> Data listing:
◇ ◇ ◇ ◇
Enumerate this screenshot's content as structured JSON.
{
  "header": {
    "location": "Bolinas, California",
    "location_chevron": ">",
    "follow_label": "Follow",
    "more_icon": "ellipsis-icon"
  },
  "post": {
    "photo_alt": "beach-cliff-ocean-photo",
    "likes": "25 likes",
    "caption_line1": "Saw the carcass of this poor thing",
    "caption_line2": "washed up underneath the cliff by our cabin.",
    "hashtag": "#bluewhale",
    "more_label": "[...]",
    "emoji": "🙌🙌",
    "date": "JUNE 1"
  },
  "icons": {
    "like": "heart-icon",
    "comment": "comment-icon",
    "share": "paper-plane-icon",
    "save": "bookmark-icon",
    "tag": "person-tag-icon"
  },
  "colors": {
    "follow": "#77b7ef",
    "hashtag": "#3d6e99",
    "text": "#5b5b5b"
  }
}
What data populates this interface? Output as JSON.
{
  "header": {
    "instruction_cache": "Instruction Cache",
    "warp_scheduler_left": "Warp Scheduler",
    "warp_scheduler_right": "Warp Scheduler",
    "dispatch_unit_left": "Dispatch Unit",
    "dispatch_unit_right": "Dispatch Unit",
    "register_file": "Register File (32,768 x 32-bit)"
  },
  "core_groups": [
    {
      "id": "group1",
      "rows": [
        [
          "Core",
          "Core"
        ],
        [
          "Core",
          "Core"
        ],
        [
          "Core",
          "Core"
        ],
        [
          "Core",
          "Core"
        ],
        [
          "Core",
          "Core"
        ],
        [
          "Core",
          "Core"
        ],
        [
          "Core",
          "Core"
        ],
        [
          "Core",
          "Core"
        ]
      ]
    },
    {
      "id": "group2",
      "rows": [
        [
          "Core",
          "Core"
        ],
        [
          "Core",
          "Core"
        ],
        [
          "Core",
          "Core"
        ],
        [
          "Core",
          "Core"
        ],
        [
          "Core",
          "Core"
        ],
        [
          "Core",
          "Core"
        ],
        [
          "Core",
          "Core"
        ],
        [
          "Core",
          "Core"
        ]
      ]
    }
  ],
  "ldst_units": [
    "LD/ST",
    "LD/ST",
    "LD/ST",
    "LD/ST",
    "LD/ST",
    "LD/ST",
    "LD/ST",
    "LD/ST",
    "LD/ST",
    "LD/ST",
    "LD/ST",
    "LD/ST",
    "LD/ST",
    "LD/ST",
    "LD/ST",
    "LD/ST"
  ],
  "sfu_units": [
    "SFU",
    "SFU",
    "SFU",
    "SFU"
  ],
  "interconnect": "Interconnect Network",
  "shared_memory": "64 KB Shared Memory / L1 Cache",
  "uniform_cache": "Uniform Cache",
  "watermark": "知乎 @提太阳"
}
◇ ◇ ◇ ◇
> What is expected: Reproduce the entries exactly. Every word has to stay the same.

> Result of the exercise:
Enumerate this screenshot's content as structured JSON.
{
  "header": {
    "location": "Bolinas, California",
    "location_chevron": ">",
    "follow_label": "Follow",
    "more_icon": "ellipsis-icon"
  },
  "post": {
    "photo_alt": "beach-cliff-ocean-photo",
    "likes": "25 likes",
    "caption_line1": "Saw the carcass of this poor thing",
    "caption_line2": "washed up underneath the cliff by our cabin.",
    "hashtag": "#bluewhale",
    "more_label": "[...]",
    "emoji": "🙌🙌",
    "date": "JUNE 1"
  },
  "icons": {
    "like": "heart-icon",
    "comment": "comment-icon",
    "share": "paper-plane-icon",
    "save": "bookmark-icon",
    "tag": "person-tag-icon"
  },
  "colors": {
    "follow": "#77b7ef",
    "hashtag": "#3d6e99",
    "text": "#5b5b5b"
  }
}
What data populates this interface? Output as JSON.
{
  "header": {
    "instruction_cache": "Instruction Cache",
    "warp_scheduler_left": "Warp Scheduler",
    "warp_scheduler_right": "Warp Scheduler",
    "dispatch_unit_left": "Dispatch Unit",
    "dispatch_unit_right": "Dispatch Unit",
    "register_file": "Register File (32,768 x 32-bit)"
  },
  "core_groups": [
    {
      "id": "group1",
      "rows": [
        [
          "Core",
          "Core"
        ],
        [
          "Core",
          "Core"
        ],
        [
          "Core",
          "Core"
        ],
        [
          "Core",
          "Core"
        ],
        [
          "Core",
          "Core"
        ],
        [
          "Core",
          "Core"
        ],
        [
          "Core",
          "Core"
        ],
        [
          "Core",
          "Core"
        ]
      ]
    },
    {
      "id": "group2",
      "rows": [
        [
          "Core",
          "Core"
        ],
        [
          "Core",
          "Core"
        ],
        [
          "Core",
          "Core"
        ],
        [
          "Core",
          "Core"
        ],
        [
          "Core",
          "Core"
        ],
        [
          "Core",
          "Core"
        ],
        [
          "Core",
          "Core"
        ],
        [
          "Core",
          "Core"
        ]
      ]
    }
  ],
  "ldst_units": [
    "LD/ST",
    "LD/ST",
    "LD/ST",
    "LD/ST",
    "LD/ST",
    "LD/ST",
    "LD/ST",
    "LD/ST",
    "LD/ST",
    "LD/ST",
    "LD/ST",
    "LD/ST",
    "LD/ST",
    "LD/ST",
    "LD/ST",
    "LD/ST"
  ],
  "sfu_units": [
    "SFU",
    "SFU",
    "SFU",
    "SFU"
  ],
  "interconnect": "Interconnect Network",
  "shared_memory": "64 KB Shared Memory / L1 Cache",
  "uniform_cache": "Uniform Cache",
  "watermark": "知乎 @提太阳"
}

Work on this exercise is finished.